This can help you find out if there’s a specific feature required for your employees’ workflows but that is missing from the default Magento 2 functionality. You’ll also close the functionality gaps that you might have missed in your migration plan. As a bonus, you’ll have your employees acquainted with the basics of using Magento’s back-office.
Your team has to be able to conduct business as usual because even if your Magento migration proceeds smoothly, the business side has to be well prepared for it. ‘I’m sorry, sir. I don’t know how to change your payment details because we just moved to Magento 2 and I can’t get it to work for me.’ This kind of excuse from your employees won’t cut it for your customers.
Magento 2 is self-hosted. This bit is important if you’re moving from a hosted solution, like Shopify. With Magento 2, you’ll have to take care of data security and any possible data breaches on your own. While there are solutions that will protect you from payment fraud, there aren’t that many similar solutions for your backend infrastructure. Data breaches are the bane of modern ecommerce, and your customers deserve to be safe.
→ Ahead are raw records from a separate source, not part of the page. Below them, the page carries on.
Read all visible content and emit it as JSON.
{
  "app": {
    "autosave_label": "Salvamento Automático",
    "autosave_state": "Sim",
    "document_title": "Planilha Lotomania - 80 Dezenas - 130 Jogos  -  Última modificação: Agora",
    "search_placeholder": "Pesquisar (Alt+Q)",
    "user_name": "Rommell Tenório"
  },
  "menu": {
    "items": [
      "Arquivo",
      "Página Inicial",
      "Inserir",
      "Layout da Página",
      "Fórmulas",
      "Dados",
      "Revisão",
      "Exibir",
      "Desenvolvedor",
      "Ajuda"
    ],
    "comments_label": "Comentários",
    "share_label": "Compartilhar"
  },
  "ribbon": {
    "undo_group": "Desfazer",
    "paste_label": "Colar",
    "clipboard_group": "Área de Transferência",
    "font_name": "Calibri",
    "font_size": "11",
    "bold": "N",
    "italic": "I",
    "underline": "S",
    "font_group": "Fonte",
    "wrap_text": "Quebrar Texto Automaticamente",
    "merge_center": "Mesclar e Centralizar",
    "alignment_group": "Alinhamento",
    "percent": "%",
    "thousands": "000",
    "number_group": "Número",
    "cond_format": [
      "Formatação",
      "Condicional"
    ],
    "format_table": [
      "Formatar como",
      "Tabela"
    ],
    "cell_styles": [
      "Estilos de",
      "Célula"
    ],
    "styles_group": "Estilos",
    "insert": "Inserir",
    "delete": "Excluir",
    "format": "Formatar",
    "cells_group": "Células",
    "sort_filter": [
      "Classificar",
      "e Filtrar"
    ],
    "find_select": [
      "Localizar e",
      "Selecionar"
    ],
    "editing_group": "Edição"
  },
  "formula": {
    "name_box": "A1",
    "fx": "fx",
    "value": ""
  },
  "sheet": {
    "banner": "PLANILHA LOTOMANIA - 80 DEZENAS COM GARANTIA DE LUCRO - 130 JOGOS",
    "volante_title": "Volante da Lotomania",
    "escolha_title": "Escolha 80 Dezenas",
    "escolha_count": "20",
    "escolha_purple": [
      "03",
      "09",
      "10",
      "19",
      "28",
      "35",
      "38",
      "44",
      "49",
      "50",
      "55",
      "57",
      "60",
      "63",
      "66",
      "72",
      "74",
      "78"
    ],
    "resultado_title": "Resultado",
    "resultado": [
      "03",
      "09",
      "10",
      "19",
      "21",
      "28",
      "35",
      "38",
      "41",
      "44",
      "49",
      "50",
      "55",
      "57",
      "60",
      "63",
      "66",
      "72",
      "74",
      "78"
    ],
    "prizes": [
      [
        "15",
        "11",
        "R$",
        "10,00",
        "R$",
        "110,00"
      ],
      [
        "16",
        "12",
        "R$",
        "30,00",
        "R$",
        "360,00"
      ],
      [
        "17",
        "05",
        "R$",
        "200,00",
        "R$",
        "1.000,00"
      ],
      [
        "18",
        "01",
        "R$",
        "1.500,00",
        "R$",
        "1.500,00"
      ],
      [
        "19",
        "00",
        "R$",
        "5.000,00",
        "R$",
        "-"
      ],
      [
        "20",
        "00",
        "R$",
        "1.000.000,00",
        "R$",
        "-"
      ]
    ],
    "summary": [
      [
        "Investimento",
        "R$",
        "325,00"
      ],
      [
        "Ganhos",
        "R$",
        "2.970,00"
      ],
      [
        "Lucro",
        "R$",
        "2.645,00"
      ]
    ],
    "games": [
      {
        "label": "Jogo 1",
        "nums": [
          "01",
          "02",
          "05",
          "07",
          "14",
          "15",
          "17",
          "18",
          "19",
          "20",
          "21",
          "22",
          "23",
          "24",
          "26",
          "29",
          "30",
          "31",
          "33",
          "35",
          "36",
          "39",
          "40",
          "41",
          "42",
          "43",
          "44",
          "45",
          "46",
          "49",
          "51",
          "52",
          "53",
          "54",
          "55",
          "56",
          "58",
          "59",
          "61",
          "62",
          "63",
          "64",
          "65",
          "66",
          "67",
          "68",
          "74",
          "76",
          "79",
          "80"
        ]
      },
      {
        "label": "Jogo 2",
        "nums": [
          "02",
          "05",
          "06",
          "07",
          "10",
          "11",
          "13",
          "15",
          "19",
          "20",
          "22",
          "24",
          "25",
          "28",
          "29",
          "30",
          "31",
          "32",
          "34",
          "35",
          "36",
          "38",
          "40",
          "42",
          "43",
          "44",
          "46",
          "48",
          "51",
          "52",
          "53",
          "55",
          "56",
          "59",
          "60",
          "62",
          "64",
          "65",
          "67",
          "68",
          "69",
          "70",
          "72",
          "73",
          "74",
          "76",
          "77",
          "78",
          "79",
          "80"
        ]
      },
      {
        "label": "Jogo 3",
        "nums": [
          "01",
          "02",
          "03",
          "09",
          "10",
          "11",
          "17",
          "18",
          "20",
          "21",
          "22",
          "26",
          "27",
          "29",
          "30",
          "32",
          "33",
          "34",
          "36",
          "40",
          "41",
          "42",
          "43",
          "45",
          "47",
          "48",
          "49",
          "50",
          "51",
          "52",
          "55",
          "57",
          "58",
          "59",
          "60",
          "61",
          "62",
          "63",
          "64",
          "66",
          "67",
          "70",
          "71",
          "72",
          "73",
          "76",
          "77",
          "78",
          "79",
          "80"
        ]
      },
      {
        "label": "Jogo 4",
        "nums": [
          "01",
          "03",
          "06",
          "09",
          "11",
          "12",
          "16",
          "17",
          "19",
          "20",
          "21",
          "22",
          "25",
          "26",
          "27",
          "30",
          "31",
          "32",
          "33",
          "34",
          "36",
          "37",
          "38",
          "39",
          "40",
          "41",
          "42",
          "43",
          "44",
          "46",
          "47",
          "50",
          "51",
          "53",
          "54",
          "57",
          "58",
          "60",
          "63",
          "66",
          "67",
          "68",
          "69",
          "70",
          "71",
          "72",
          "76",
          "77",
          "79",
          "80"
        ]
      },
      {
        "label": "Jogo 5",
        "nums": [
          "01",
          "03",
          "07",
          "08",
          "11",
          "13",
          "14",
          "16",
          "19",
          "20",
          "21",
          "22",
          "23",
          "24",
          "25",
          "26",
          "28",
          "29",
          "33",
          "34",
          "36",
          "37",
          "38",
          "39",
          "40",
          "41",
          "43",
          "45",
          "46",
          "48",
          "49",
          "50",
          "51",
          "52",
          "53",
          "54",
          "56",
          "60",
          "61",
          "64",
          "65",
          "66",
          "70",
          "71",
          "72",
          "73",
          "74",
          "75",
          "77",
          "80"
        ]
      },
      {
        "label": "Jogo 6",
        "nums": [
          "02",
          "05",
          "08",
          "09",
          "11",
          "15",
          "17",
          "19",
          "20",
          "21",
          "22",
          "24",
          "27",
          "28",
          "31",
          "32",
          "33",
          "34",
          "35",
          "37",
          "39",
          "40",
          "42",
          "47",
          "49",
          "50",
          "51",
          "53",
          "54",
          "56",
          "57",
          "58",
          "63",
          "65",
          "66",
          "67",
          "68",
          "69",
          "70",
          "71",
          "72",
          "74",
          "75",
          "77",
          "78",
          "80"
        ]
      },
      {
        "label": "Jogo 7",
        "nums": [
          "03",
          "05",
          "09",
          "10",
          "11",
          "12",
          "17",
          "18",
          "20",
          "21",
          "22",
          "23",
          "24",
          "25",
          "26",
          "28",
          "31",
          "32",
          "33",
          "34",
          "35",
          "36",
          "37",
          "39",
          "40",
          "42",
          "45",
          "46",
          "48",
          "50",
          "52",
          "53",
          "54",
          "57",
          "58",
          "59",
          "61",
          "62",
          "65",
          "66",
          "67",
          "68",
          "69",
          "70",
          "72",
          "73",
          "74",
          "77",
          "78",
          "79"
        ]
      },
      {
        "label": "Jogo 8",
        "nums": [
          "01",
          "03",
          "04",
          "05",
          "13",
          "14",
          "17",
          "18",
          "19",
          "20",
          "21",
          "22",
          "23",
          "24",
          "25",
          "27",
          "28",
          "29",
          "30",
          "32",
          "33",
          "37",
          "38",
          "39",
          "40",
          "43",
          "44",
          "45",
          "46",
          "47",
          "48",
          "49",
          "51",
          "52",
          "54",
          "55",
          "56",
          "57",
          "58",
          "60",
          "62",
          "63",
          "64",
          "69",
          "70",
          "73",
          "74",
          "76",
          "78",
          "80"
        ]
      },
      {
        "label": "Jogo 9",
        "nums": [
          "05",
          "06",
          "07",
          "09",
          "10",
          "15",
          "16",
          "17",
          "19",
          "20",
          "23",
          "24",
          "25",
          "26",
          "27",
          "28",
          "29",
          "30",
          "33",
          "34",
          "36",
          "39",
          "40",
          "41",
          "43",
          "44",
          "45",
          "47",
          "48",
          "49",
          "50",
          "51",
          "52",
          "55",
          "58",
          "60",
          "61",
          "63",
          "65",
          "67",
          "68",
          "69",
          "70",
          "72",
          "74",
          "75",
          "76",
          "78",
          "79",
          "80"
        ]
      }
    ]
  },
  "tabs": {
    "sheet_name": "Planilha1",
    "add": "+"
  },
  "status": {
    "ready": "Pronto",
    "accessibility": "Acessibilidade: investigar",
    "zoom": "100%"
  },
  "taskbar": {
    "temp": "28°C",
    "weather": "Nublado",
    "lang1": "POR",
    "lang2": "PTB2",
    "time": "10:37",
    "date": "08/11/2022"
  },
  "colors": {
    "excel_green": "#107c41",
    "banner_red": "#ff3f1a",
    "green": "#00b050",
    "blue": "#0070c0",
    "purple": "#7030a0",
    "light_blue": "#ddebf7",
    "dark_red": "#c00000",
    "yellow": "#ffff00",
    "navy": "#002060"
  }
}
For this, have a security plan in place and make sure that your servers are well-protected. Always use additional authentication methods for your backend. Make sure that you have all the latest Magento 2 patches installed before you launch the store once the migration is finished. It’s convenient that Magento is always on time with their security updates.
Beware of SEO Bottlenecks
This works for any platform and any migration, not just Magento 2, but it’s still important to mention, especially if you do migrate from Magento 1. Chances are, you’re currently using some third-party solution for your SEO optimization.
It’s highly likely that the solution is not easily portable, which can lead to some serious SEO bottlenecks for your site. If you rely on search traffic, you have to be extremely cautious. You have to have a separate SEO migration plan that takes into account all of the technicalities, redirects, and other SEO-sensitive issues.
Magento migration is a robust and complicated project. If you and your development team don’t take it seriously enough, the consequences for your business might be disastrous.
It doesn’t mean that you don’t have to move. Magento 2 is incredibly flexible and sophisticated. It’s important to remember that global brands like Liebherr, Canon, Burger King, and SEAT don’t just use Magento 2 because there were no other options. They use it because it provides business value beyond some of the less customizable platforms. On top of it all, it’s open-source and has a passionate and dedicated community of developers.